Kreg, MLCS Woodworking, Bench Dog, and Woodpeckers make excellent router tables and fences. Some of their products can be expensive, depending on the options you choose to include. To get started, a simple phenolic or laminated table and the split fence should be just fine. In fact, many commercial woodworking shops never use anything fancier. But, if you do want all the bells and whistles like a micro-adjustable fence and above-the-table router lift, go for it. Just know that you’re going to spend as much as $1000.
For a less-expensive option, you can build your own router table. All you need is a flat piece of material like MDF or particleboard for the surface and fence, plus some 2x4s for the stand. To minimize friction, apply plastic laminate to the tabletop and fence. You can find dozens of plans for router tables online. If you have some basic tools like a miter saw and a drill, you should easily be able to build your own router table.
When selecting your first router, look for the best combination of features, durability, and price. Most of the professional-grade routers are comparable in quality and will come with both ¼” and ½” collets. Before purchasing a model designed for hobbyists like a Craftsman or Skil, make sure it doesn’t take only ¼” bits unless you’re sure you won’t ever need anything larger.
To get the most out of your router, you’ll probably want variable speed and a plunge base. The fixed/plunge base kits are great options that can save you a little money.
Professional woodworkers usually work with Porter-Cable, DeWalt or Bosch routers, so you can be confident that anything from these manufacturers should be able to handle your woodworking projects.
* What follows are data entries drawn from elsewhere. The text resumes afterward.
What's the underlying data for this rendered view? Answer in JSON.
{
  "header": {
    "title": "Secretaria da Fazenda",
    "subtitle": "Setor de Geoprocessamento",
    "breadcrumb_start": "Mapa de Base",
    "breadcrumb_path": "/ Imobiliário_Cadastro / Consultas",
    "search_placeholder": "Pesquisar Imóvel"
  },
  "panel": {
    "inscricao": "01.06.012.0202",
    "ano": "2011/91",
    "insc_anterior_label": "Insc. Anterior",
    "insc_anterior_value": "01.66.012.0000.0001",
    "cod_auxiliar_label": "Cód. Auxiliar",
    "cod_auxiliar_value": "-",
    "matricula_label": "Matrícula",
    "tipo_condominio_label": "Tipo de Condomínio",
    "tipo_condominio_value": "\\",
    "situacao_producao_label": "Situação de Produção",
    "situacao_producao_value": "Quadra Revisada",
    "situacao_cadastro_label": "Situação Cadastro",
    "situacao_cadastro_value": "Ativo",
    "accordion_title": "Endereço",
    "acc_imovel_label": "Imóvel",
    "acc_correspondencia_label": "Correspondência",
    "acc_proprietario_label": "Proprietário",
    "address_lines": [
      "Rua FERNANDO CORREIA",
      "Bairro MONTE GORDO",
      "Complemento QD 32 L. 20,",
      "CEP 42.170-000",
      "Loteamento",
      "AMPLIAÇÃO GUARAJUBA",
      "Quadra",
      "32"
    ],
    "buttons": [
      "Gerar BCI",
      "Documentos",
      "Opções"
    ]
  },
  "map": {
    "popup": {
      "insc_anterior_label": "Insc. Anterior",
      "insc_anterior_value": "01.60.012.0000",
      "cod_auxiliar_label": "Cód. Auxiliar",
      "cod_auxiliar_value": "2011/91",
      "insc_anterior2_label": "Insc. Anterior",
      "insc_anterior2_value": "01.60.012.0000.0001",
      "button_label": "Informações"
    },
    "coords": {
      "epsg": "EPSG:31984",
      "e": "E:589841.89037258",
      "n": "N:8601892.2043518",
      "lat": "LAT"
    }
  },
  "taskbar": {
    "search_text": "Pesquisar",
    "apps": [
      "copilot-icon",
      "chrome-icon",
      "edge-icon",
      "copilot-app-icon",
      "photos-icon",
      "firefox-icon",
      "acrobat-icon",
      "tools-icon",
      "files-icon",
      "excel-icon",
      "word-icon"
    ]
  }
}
Finally, if you’re looking for a recommendation for the best overall value in a router, check out the DeWalt DW618K fixed/plunge kit mentioned above. You can’t beat the combination of power and features. It also comes with an adapter for Porter-Cable style guide bushings, a handy accessory for template work.